START Supplied entries

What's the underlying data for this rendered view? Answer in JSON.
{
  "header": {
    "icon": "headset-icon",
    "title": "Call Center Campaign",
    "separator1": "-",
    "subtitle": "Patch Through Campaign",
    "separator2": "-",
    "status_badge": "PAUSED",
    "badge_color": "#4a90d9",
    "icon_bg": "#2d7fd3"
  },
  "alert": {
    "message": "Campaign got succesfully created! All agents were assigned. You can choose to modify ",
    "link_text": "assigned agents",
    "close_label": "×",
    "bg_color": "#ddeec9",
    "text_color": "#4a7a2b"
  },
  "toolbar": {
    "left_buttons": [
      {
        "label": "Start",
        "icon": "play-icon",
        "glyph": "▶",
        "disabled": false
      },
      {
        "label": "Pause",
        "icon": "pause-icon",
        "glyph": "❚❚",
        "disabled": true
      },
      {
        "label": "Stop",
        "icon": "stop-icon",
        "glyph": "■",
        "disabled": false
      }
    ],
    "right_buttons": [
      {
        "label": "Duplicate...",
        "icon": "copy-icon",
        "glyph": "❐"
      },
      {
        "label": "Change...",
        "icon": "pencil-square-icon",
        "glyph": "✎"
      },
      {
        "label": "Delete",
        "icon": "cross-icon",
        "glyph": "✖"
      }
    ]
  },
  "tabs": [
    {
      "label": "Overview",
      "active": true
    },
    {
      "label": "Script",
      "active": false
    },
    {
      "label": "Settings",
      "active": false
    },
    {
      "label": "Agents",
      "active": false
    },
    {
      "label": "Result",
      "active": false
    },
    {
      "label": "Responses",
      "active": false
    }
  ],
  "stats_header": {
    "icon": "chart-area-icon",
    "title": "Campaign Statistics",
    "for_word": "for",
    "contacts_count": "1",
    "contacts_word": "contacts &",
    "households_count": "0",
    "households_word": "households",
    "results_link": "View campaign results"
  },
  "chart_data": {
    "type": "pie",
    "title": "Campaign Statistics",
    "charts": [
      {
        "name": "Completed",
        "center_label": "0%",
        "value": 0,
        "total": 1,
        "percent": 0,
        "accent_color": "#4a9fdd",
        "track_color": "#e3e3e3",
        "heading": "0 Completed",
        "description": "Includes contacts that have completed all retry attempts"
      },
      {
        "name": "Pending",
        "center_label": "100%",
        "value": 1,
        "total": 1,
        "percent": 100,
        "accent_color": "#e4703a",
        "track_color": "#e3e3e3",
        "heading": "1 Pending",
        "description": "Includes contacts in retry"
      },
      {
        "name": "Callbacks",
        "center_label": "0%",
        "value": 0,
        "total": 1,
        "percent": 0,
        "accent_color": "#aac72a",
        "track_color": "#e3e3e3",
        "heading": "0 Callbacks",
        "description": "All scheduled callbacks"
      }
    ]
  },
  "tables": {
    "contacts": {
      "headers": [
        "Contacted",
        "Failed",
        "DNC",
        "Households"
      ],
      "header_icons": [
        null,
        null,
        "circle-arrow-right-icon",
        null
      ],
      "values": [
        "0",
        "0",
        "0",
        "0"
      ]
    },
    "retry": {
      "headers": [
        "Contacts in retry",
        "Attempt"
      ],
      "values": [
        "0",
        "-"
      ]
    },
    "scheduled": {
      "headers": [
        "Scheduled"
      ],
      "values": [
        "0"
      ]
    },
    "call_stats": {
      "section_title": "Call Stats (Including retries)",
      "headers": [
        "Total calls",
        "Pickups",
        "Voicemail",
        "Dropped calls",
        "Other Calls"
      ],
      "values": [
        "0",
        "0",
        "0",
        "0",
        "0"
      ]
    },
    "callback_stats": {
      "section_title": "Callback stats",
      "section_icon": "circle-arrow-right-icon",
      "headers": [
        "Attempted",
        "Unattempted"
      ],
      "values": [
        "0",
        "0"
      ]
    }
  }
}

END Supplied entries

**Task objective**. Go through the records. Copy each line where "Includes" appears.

**Exercise solution**.
        "description": "Includes contacts that have completed all retry attempts"
        "description": "Includes contacts in retry"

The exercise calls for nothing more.